* _REQUIREMENT_: Comb through the entries for "JSON" and pull out each line that holds it.

==== SUPPLIED RECORDS ====

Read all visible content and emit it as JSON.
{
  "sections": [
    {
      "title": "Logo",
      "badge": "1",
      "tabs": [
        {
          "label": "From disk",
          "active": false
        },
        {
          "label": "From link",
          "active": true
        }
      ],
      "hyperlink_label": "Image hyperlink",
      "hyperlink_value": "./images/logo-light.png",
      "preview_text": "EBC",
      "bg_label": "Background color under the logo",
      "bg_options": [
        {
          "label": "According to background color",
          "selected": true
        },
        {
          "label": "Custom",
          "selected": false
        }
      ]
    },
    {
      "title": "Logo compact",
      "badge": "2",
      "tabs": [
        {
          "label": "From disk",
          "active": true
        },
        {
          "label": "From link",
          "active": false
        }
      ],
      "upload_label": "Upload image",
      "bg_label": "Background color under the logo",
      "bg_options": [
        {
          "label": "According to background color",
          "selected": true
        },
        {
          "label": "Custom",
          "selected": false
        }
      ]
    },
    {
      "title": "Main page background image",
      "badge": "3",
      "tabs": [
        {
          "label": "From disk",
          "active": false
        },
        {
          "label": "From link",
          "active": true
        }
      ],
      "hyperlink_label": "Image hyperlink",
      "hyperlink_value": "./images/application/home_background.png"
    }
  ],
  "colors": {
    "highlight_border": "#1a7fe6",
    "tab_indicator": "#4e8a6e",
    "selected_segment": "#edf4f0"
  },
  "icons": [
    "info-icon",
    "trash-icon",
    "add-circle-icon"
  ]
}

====
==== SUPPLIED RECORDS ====

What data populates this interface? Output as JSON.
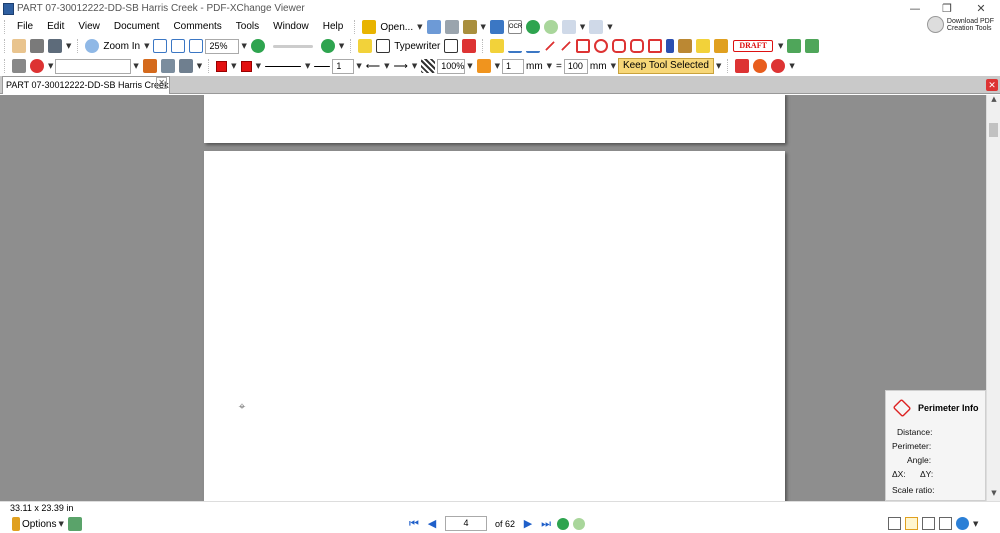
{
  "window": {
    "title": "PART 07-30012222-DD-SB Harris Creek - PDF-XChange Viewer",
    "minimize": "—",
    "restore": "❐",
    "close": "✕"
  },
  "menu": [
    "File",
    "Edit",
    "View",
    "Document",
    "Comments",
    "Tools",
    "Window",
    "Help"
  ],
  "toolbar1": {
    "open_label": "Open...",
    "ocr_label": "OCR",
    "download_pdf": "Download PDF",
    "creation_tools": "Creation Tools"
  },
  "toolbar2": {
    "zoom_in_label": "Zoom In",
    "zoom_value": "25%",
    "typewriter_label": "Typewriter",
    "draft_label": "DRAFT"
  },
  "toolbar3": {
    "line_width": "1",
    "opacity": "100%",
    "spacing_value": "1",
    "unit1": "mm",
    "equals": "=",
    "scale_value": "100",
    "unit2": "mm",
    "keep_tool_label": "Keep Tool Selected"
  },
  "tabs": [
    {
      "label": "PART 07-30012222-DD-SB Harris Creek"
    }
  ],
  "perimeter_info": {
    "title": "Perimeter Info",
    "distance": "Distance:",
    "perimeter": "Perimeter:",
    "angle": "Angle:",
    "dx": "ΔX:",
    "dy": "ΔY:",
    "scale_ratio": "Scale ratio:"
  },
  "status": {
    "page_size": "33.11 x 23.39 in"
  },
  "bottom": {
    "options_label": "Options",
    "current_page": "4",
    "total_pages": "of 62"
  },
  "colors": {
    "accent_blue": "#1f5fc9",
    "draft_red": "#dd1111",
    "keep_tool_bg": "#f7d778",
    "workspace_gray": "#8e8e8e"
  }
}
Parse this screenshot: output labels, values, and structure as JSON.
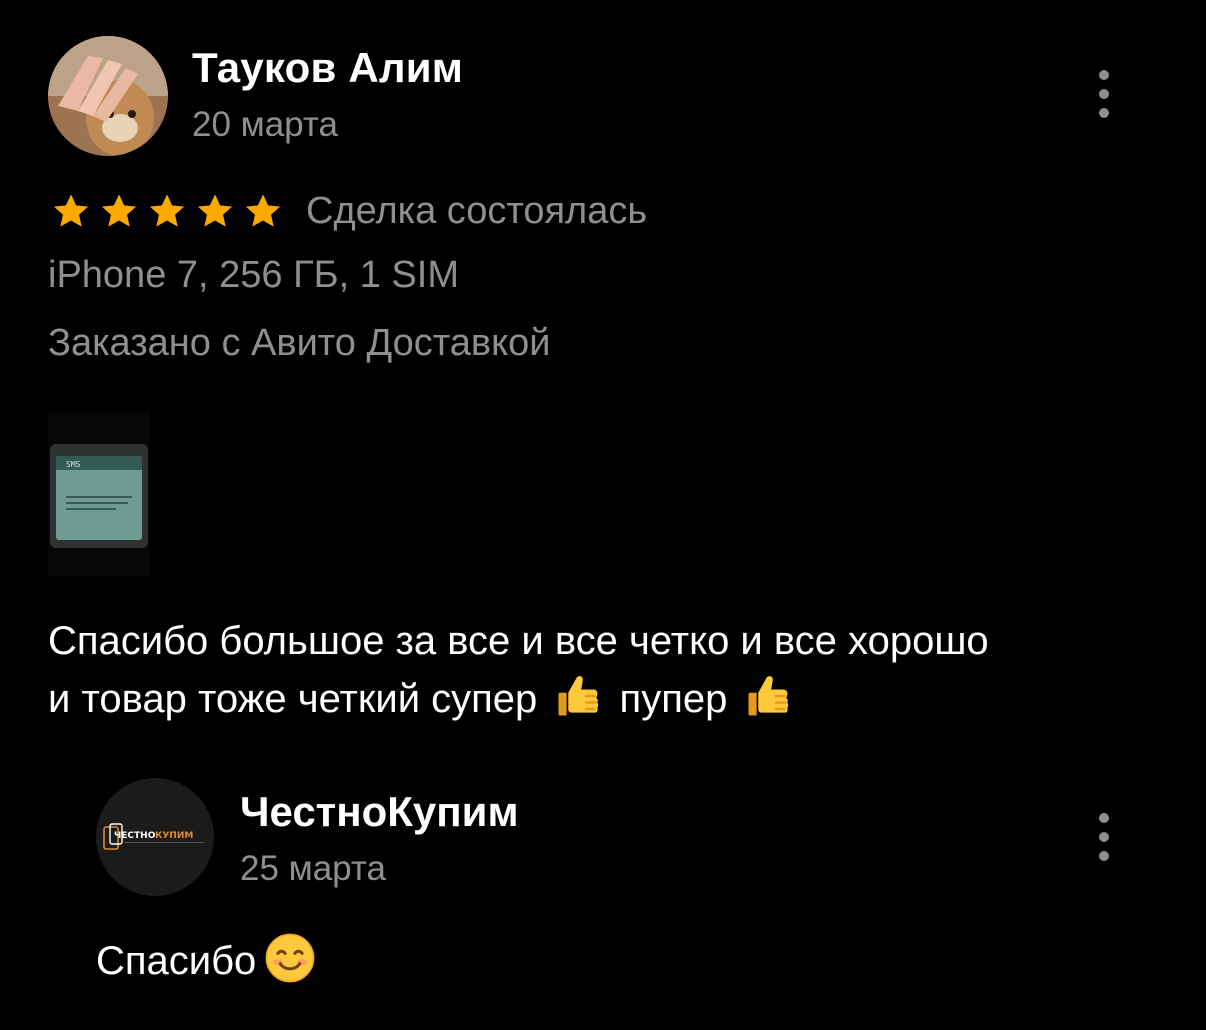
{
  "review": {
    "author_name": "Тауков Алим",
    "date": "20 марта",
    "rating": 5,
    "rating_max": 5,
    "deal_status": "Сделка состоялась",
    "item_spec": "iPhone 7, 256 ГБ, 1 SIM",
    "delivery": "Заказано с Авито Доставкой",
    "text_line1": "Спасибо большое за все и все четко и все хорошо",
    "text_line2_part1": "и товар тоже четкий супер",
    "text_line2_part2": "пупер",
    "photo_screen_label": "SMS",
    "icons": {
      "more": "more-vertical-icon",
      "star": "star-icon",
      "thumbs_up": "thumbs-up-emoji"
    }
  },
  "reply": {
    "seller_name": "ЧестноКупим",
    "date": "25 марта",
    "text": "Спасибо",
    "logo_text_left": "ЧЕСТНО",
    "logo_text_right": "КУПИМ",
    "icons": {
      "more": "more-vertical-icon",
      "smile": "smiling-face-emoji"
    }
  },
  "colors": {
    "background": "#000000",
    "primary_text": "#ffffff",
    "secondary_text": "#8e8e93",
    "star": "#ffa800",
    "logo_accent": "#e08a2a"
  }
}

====
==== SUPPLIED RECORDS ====

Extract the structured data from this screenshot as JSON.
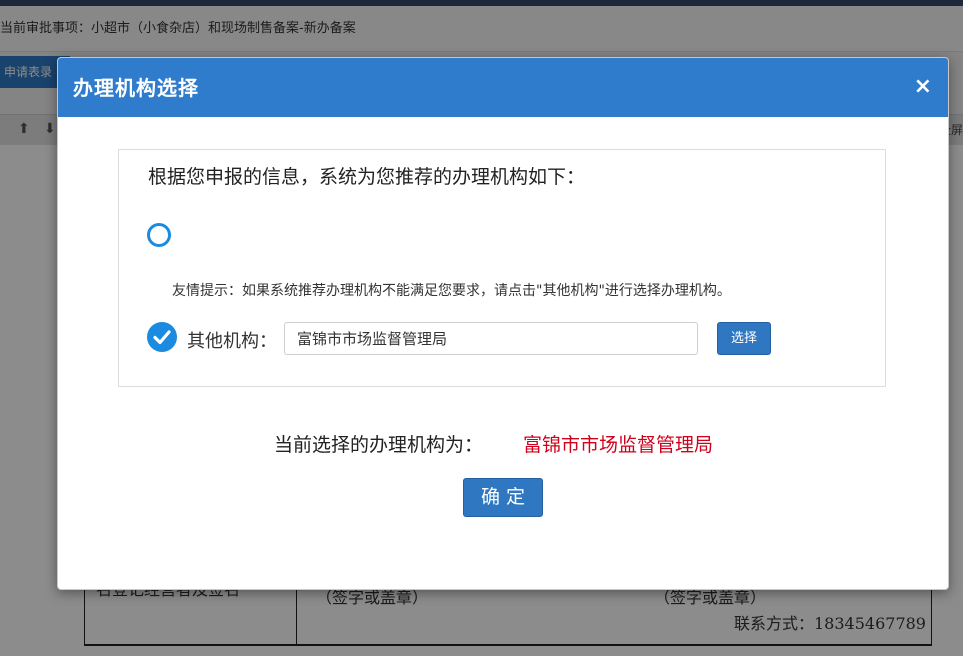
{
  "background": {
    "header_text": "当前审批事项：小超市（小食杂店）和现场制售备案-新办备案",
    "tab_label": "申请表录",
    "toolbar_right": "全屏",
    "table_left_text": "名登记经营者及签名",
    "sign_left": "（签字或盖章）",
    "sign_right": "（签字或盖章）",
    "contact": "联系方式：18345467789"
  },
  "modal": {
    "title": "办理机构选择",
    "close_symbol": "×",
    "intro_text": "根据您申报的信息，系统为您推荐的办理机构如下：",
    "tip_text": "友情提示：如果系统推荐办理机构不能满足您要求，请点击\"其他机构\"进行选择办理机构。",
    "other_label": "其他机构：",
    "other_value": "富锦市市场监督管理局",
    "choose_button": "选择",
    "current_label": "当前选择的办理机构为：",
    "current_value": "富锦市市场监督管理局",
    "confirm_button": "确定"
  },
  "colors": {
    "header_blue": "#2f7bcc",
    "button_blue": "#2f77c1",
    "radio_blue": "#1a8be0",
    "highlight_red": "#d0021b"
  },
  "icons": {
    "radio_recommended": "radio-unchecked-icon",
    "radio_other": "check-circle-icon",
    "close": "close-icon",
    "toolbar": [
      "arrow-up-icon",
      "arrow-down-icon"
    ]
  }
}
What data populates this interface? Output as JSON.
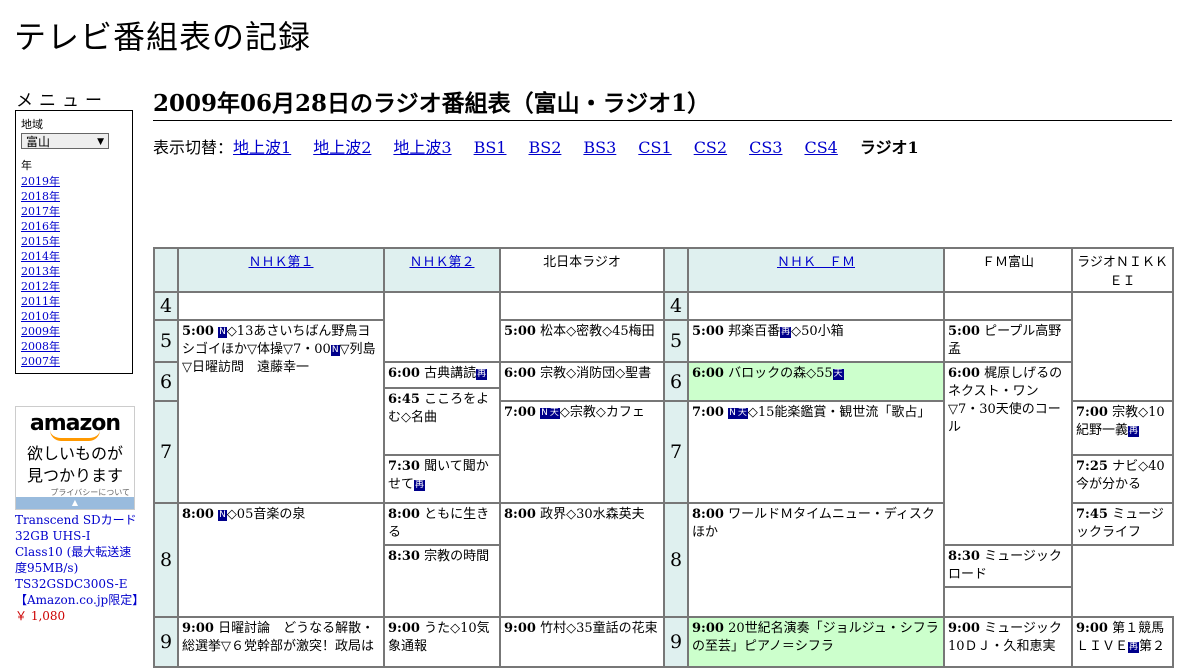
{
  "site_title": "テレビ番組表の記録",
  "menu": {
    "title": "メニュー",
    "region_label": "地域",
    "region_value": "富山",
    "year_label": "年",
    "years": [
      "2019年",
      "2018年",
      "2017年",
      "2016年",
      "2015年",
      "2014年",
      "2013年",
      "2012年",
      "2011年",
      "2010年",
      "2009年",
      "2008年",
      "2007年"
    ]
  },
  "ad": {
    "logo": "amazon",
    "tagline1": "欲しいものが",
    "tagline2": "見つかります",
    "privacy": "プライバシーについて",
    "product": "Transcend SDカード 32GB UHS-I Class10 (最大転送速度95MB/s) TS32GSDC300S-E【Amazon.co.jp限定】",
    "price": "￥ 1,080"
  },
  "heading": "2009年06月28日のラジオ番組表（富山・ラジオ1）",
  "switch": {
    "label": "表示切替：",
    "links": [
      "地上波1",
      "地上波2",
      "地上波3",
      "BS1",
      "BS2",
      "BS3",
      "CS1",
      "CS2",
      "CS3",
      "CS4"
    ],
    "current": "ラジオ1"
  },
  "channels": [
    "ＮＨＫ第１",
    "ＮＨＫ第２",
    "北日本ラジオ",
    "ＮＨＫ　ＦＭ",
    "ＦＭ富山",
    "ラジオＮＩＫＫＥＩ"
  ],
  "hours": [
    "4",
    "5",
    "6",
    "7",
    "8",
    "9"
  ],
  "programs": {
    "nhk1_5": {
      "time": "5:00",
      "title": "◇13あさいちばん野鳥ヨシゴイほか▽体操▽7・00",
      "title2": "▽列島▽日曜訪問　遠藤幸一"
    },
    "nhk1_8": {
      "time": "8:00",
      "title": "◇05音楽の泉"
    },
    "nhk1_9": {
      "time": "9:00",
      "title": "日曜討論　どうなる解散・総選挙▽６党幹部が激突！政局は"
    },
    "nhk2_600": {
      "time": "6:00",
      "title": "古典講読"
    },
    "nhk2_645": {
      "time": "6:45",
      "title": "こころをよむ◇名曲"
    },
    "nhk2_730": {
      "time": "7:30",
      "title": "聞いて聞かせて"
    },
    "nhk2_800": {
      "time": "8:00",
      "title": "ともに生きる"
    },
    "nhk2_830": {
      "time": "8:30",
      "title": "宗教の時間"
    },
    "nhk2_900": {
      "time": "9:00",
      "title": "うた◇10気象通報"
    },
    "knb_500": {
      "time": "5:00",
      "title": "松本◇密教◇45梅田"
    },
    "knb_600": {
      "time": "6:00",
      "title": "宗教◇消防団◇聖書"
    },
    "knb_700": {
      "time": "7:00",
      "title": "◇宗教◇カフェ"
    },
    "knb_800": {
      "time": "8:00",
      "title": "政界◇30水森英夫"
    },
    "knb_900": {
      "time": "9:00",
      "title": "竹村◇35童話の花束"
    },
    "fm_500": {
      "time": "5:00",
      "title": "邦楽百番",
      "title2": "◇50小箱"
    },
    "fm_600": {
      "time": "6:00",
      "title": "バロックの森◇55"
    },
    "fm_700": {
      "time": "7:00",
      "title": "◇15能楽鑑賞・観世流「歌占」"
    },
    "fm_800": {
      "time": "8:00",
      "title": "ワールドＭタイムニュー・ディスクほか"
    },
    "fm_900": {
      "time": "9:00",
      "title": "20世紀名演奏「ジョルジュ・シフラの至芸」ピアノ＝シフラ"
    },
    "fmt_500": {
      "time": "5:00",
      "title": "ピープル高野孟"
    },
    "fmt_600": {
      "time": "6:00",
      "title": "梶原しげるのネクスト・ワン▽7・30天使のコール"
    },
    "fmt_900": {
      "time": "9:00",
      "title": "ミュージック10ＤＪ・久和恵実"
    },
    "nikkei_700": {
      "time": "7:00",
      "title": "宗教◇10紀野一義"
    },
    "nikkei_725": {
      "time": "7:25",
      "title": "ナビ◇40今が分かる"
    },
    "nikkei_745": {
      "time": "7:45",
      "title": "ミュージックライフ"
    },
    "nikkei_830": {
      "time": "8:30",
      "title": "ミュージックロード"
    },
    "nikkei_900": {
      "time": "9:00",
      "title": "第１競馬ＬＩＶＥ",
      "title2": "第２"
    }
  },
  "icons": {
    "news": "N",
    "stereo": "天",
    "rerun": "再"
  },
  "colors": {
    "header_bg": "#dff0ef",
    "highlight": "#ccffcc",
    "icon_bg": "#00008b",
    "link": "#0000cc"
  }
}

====

* _SOLUTION TO THE PROBLEM_:
Read all visible content and emit it as JSON.
What data populates this interface? Output as JSON.
Parse this screenshot: output labels, values, and structure as JSON.
Extract the structured data from this screenshot as JSON.
What data populates this interface? Output as JSON.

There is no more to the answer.